Rating: 3.0/5.0
DR: 6 | Format Reviewed: 320 kbps mp3
Label: Self Release
Websites: nothingliesbeyond.bandcamp.com | facebook.com/nothingliesbeyond
Releases Worldwide: July 22nd, 2016

Share →
  • Syn

    Hehehe I, too, think 10 years ago were the 90s. I also consider things from early 2000s to be recent, like movies and films. I feel like the last 10-15 years just snuck past me. It’s really disturbing.

  • André Snyde Lopes

    At first I thought you had switched band name and album title…Not a fan this “sentence as band name” fad.

    • Dethjesta

      I agree that it’s a annoying fad but there are some good bands with sentence (sometimes feels like paragraph) names.

      e.g. He Whose Ox is Gored

      • André Snyde Lopes

        Yeah, not commenting on quality, just brand. If you want that I can just refer you to “We Butter the Bread with Butter”.

  • RobbinBri

    Too funny I was just playing Mario 64 a few weeks ago. The game has lost none of it’s appeal 20 years later. I still hate that damn rainbow level. If you don’t get a good chunk of those blue coins you’ll never get 100. And the clock level’s a pain too.

    • Monsterth Goatom

      Hell, I remember Intellivision. Wish I still had the console. : (

      • RobbinBri

        I think Atari 2600 was my first console. Ahhh…Space Invaders. :D

    • Diabolus_in_Muzaka

      That clock level was brutal. Did you waste a minute running up the endless staircase before it was time? That was always fun.

      • RobbinBri

        Lol, yes I did. It’s also fun to long jump down the stairs and bonk your head on the way down. :)

  • Bart the Repairman

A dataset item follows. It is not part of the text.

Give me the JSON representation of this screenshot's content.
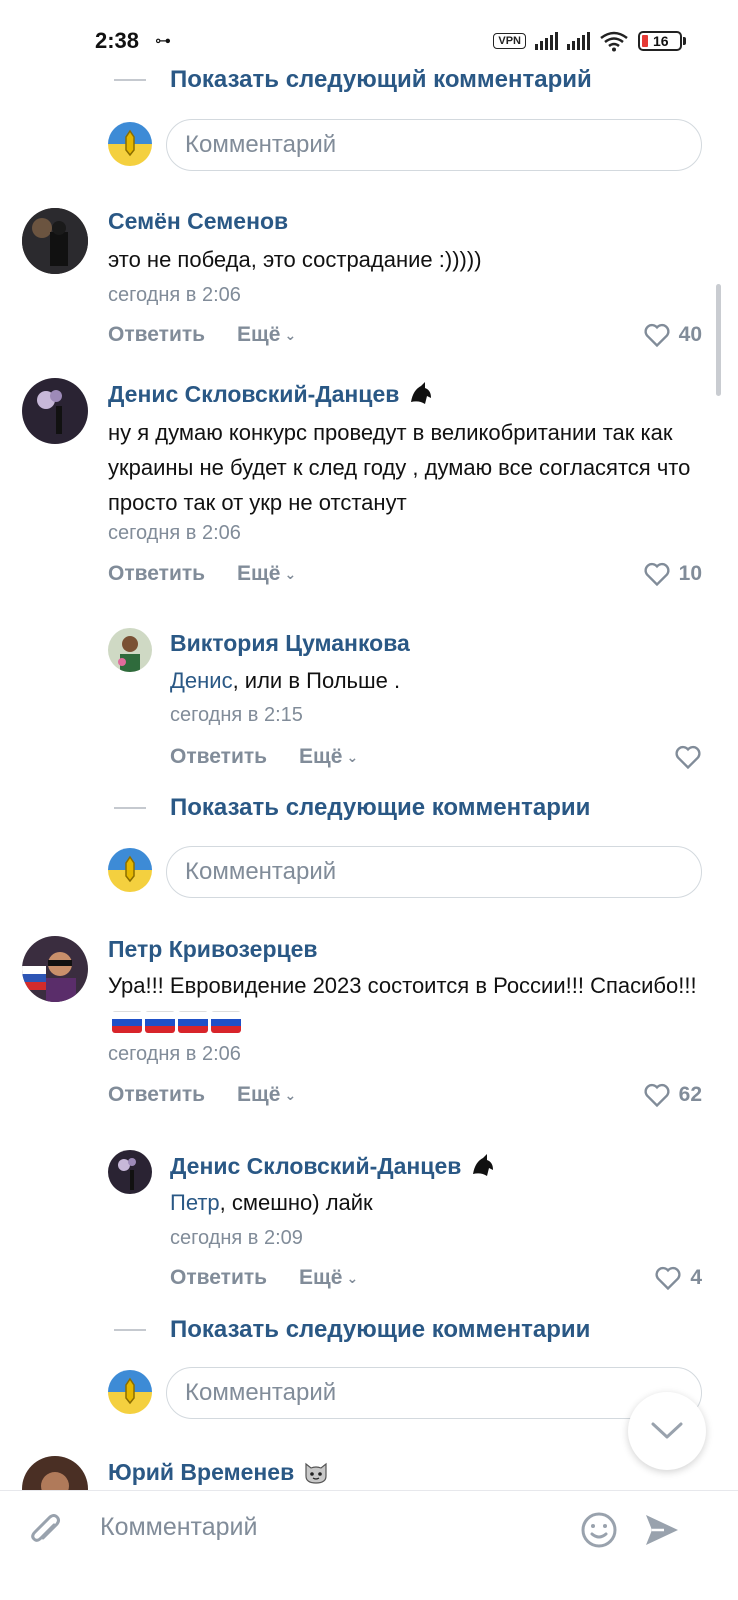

    Nice chorus and well placed acoustic stuff. This is solid, maybe with the small exception of the opening riff – such alternate-picked ’tratatata’ generally bothers me in derivative melodeath (that’s why „Of Breath and Bone” is the only Be’lakor album I don’t like).
    Besides, I totally share your feeling about 90s… It amazes me how the hell memory of our equals works – so many well-remembered experiences are just placed in wrong drawers while 2000-2010 period stay empty.

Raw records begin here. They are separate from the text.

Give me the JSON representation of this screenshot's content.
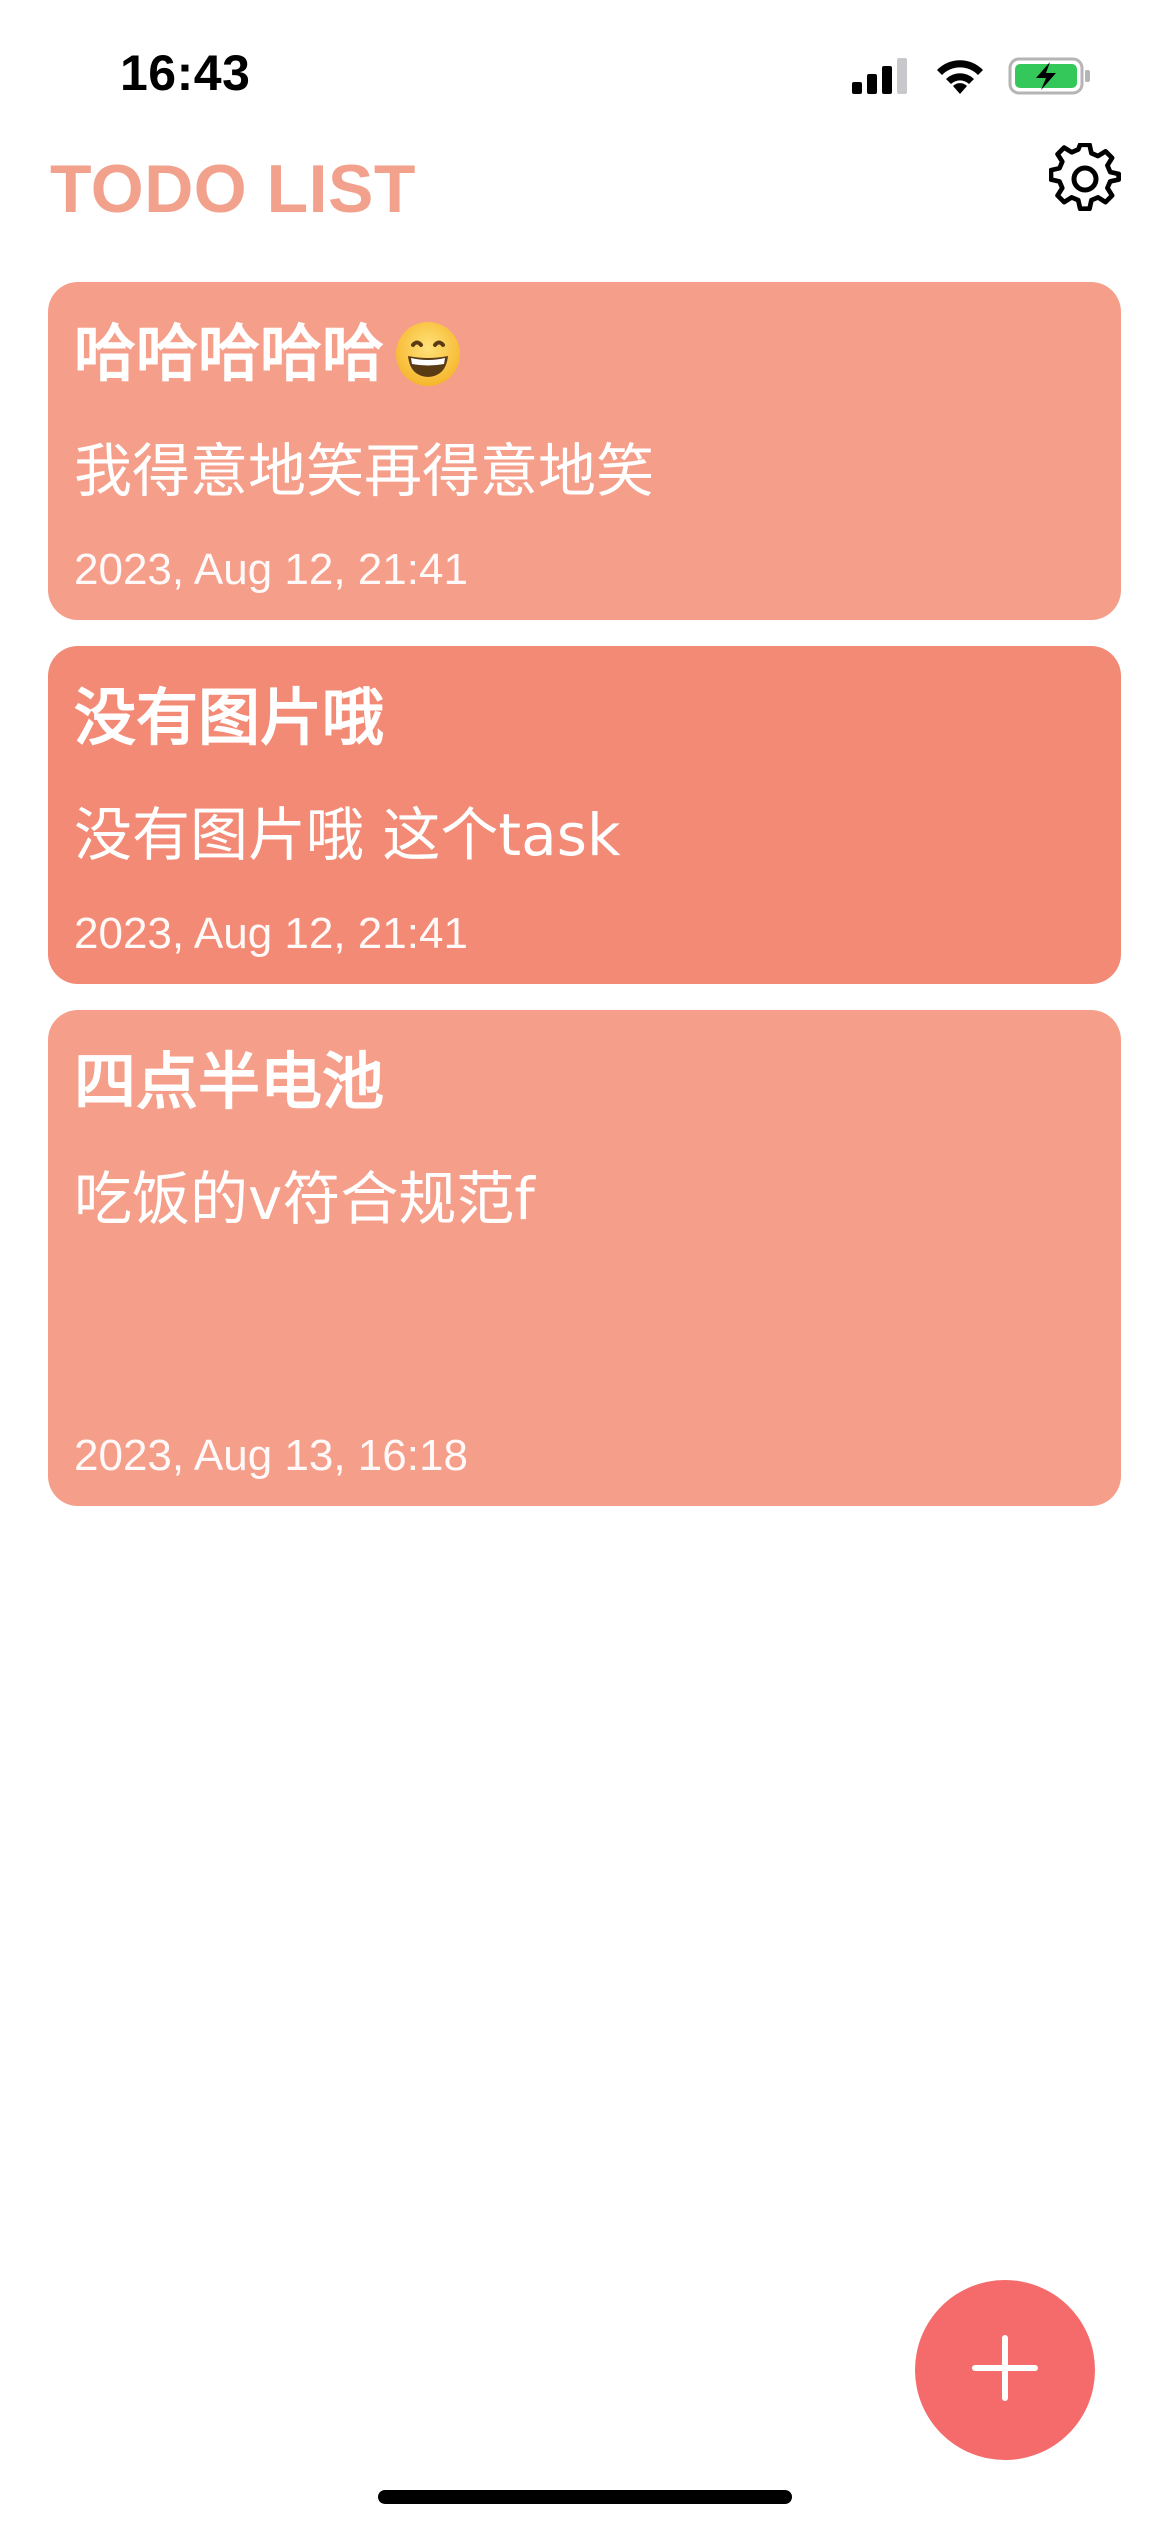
{
  "status_bar": {
    "time": "16:43"
  },
  "header": {
    "title": "TODO LIST",
    "settings_icon": "gear-icon"
  },
  "colors": {
    "title": "#f2a18c",
    "card_default": "#f59e8a",
    "card_highlight": "#f38a75",
    "fab": "#f56b6b",
    "battery_fill": "#34c759"
  },
  "tasks": [
    {
      "title": "哈哈哈哈哈",
      "emoji": "grinning-face-icon",
      "description": "我得意地笑再得意地笑",
      "date": "2023, Aug 12, 21:41"
    },
    {
      "title": "没有图片哦",
      "description": "没有图片哦 这个task",
      "date": "2023, Aug 12, 21:41"
    },
    {
      "title": "四点半电池",
      "description": "吃饭的v符合规范f",
      "date": "2023, Aug 13, 16:18"
    }
  ],
  "fab": {
    "icon": "plus-icon"
  }
}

    • I agree with you, I was urging to stop the moment it start the song with the Take this Life riffing, but the rest of the chorus sounds cool and the bridge with the GO and all of that.

  • ferrousbeuller

    I like this. I was spinning the new Grond album Worship the Kraken the other day and it’s pretty straight ahead, mid-paced death metal but it took me right back to being a teen and watching He-Man re-runs whilst cranking some crunch from the speakers. You’re never too old for Skeletor.

    • Diabolus_in_Muzaka

      Grond sounds pretty nifty, was listening to it on Bandcamp the other day too. Good old-school stuff!

      • ferrousbeuller

        Definitely! It’s a cool record – the Goatlord cover is particularly… goaty.

  • brklyner

    I totally get the nostalgia factor. I’ve been known to enjoy a medium rare Gothenburger (nice one btw, DIM!). And these guys do get the sound exactly right. But if I get the urge to indulge in the guilty pleasures of my young adulthood, I’ll probably just go straight to the source and put on Clayman or Undoing Ruin.

  • Mark Z

    As someone who was in high school and first getting into metal when all those melodic metalcore bands were getting big in the mid-00s, this sounds right up my alley. Especially with that As I Lay Dying reference. Sure the Lambesis drama put a black cloud over them in recent years, but An Ocean Between Us was probably one of the best albums to come out of that scene. Great review btw!

    • Kronos

      That is a really good album. I actually heard “The Sound of Truth” about a year before I got into metal and it instantly clicked despite me not liking the harsh vocals.

    • Diabolus_in_Muzaka

      My little brother gave Ocean to me as a birthday gift back in ’07 after researching good metal records. It’s a quality record, top-tier metalcore, but thanks to that I love it.

  • Eryops

    So you found (a) god and stopped wearing metal tees all the time? Heretic!